For more than 20 years Motts Channel Seafood has been the fresh seafood market for Wrightsville Beach locals and visitors. Owner and legend Gene Long got it right from the get-go: Offer your customers the freshest fish anywhere and give them the friendliest service in town. How fresh is fresh at Motts? “Were a primary handler ” says manager and supervisor Tom Franz. “What separates us is that were one of the few fish markets left that are right on the water.” In fact customers can see the fish come in off the boats and watch the staff prepare them. How friendly is friendly? In addition to consistently being one of the very best providers of local and non-local seafood Gene Tom and the Motts Channel team are excellent sources of information for ways to prepare the impressive varieties of seafood they sell. From Chilean sea bass to salmon steaks to fresh shrimp sorted by size Motts has it all and more. They sell an abundance of sauces and always offer to put your fish on ice in case you have a long way to go.

All you have to do is ask.

Alford Seafood  (5330 Carolina Beach Road 910-791-1145)

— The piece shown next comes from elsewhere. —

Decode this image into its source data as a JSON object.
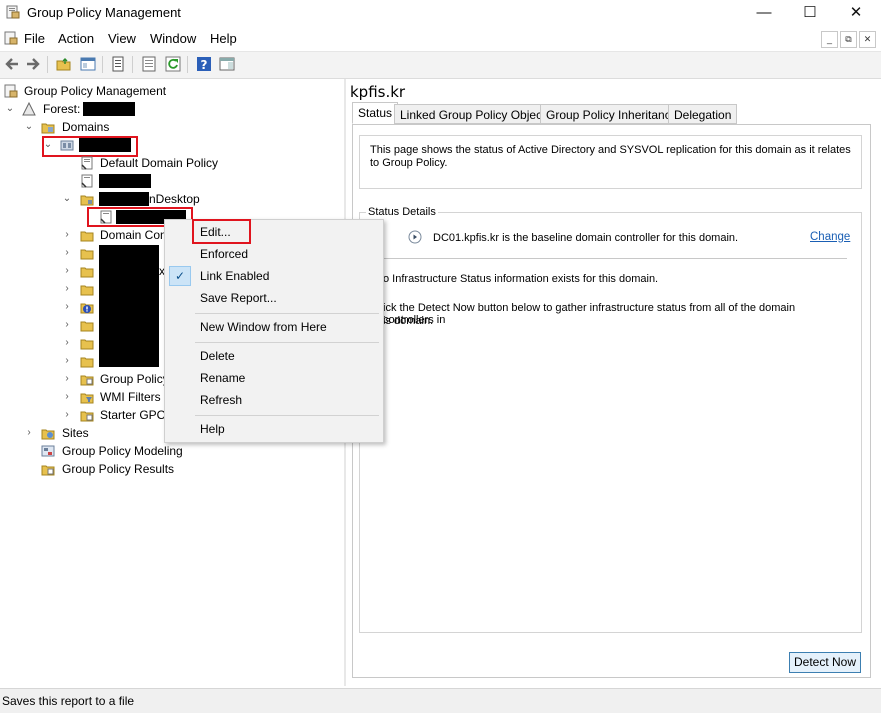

An iconic seafood purveyor for three generations Alford Seafood provides some of the areas freshest flounder tuna grouper red snapper spot and more under the watchful eye of Jack Alford Jr. who took the reins from his father W.F. Alford in 1996 after W.F. had taken the reins from his father Alford Seafood founder Frank Alford. In addition to satisfying their large loyal customer base (including many seafood lovers who have been getting their fresh fish from Alford for well as long as there have been Alfords selling fresh fish) Alford Seafood services many fine local restaurants and can also handle your personal fishing needs should you want to catch your own. Alford Seafood stocks bait and tackle lures and bobbers and Jack can even get you your fishing license. The vast majority of their catch is caught locally by a group of fishermen who have been supplying Alford for years which seems to be part of the Alford Seafood mantra: Fresh local fish strong family tradition.

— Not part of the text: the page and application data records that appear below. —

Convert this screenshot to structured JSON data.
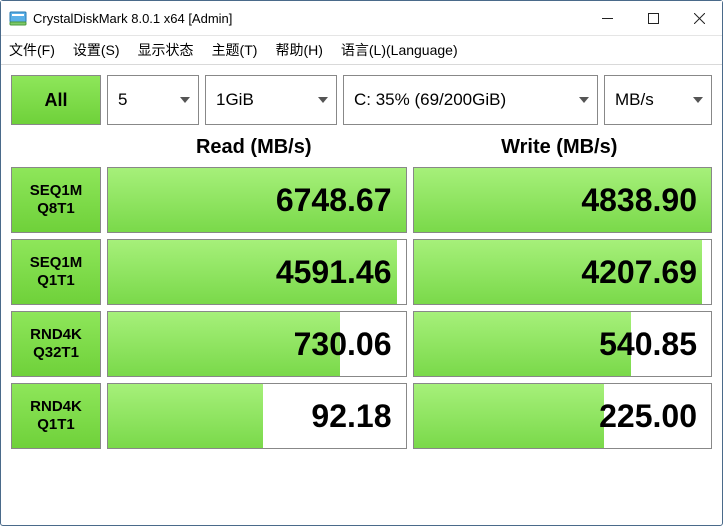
{
  "window": {
    "title": "CrystalDiskMark 8.0.1 x64 [Admin]"
  },
  "menu": {
    "file": "文件(F)",
    "settings": "设置(S)",
    "display": "显示状态",
    "theme": "主题(T)",
    "help": "帮助(H)",
    "language": "语言(L)(Language)"
  },
  "controls": {
    "all": "All",
    "count": "5",
    "size": "1GiB",
    "drive": "C: 35% (69/200GiB)",
    "unit": "MB/s"
  },
  "headers": {
    "read": "Read (MB/s)",
    "write": "Write (MB/s)"
  },
  "tests": [
    {
      "label1": "SEQ1M",
      "label2": "Q8T1",
      "read": "6748.67",
      "write": "4838.90",
      "readbar": 100,
      "writebar": 100
    },
    {
      "label1": "SEQ1M",
      "label2": "Q1T1",
      "read": "4591.46",
      "write": "4207.69",
      "readbar": 97,
      "writebar": 97
    },
    {
      "label1": "RND4K",
      "label2": "Q32T1",
      "read": "730.06",
      "write": "540.85",
      "readbar": 78,
      "writebar": 73
    },
    {
      "label1": "RND4K",
      "label2": "Q1T1",
      "read": "92.18",
      "write": "225.00",
      "readbar": 52,
      "writebar": 64
    }
  ]
}
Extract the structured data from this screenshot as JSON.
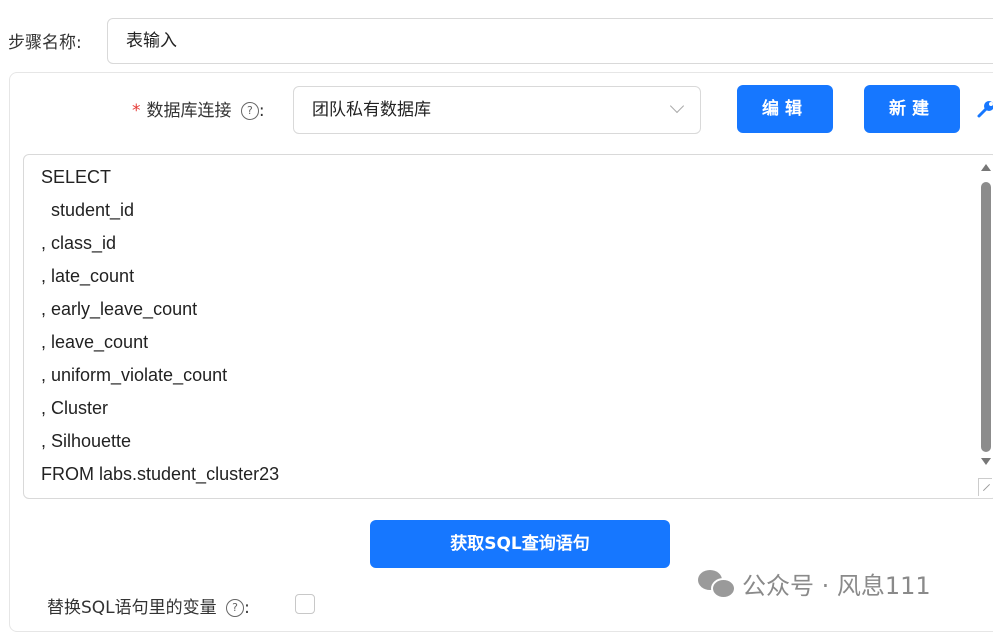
{
  "form": {
    "step_name_label": "步骤名称:",
    "step_name_value": "表输入",
    "db_connection": {
      "required_mark": "*",
      "label": "数据库连接",
      "help": "?",
      "colon": ":",
      "selected": "团队私有数据库"
    },
    "buttons": {
      "edit": "编辑",
      "new": "新建",
      "get_sql": "获取SQL查询语句"
    },
    "sql_lines": [
      "SELECT",
      "  student_id",
      ", class_id",
      ", late_count",
      ", early_leave_count",
      ", leave_count",
      ", uniform_violate_count",
      ", Cluster",
      ", Silhouette",
      "FROM labs.student_cluster23"
    ],
    "replace_variables": {
      "label": "替换SQL语句里的变量",
      "help": "?",
      "colon": ":",
      "checked": false
    }
  },
  "watermark": {
    "text": "公众号 · 风息111"
  },
  "colors": {
    "primary": "#1677ff",
    "required": "#e53935",
    "border": "#d9d9d9"
  },
  "icons": [
    "help-circle-icon",
    "chevron-down-icon",
    "tool-icon",
    "scroll-up-icon",
    "scroll-down-icon",
    "resize-icon",
    "wechat-icon"
  ]
}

Greenville Loop Seafood (5830 Greenville Loop Road 910-791-1142)

“We cater to the local crowd ” says Greenville Loop Seafood supervisor Chris Hunt “and weve been doing so for more than 15 years.” While its true that a significant percentage of their business comes from wholesale purchase by restaurants Greenville Loop Seafood has never forgotten or strayed from the locals who got them going and still keep them where they are. But just because they can think small doesnt mean they are small. Greenville Loop Seafood can still move 40 bushels of oysters on a holiday weekend. They use a dozen or so fishermen on a daily basis which ensures the freshest most consistent catch year-round. How devoted is Greenville Loop Seafood to delivering for their customers? Hunt who has been working with owner Jeff Scott for 12 years arranges his days off according to the weather patterns. If its a good day for fishing its a good day at Greenville Loop Seafood.